S ource: Telegraph
It would be the first known use of the unmanned aircraft in north Africa, where the US is considering how to halt the advance of al-Qaeda in the Islamic Maghreb (AQIM).
This armed movement, once considered one of the weaker branches of al-Qaeda, seized de facto control over 300,000 square miles of northern Mali earlier this year. The territory dominated by AQIM includes airports, military bases, training facilities and arms dumps.
White House officials have met their counterparts from the CIA, the Pentagon and the State Department to discuss how to confront AQIM. The talks began several months ago, but discussions of American drone strikes have become more urgent since AQIM was linked to last month’s attack on the US consulate in Benghazi.
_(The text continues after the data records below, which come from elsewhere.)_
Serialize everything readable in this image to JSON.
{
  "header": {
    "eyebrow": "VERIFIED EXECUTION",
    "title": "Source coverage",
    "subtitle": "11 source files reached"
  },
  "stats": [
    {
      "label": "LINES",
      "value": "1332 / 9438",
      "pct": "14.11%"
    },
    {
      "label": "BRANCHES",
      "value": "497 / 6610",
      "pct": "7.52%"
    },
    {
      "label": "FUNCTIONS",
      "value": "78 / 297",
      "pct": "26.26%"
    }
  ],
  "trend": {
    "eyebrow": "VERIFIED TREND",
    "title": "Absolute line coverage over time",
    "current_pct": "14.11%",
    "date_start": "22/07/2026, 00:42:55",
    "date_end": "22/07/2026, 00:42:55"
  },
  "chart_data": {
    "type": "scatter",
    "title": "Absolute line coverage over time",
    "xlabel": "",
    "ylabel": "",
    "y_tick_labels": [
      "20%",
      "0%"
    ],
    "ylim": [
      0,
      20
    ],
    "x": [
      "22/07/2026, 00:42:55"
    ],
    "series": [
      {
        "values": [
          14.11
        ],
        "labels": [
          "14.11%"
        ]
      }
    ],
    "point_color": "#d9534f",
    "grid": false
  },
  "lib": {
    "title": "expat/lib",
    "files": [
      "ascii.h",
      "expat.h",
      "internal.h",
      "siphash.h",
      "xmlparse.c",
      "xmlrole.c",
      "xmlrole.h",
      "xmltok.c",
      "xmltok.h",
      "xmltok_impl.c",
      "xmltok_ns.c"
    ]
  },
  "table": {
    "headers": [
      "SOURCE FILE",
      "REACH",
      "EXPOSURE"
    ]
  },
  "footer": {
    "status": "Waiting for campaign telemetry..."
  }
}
General Carter Ham, head of the US Africa Command, told the Washington Post there were “no plans for US direct military intervention” but said that America would support counter-terrorism operations by other countries in the region.
Tanya Bradsher, a spokesman for the White House National Security Council, said: “It shouldn’t come as a surprise that the White House holds meetings on a variety of subjects, including a number of counter-terrorism issues. The President has been clear about his goal to destroy al-Qaeda’s network and we work toward that goal every day.”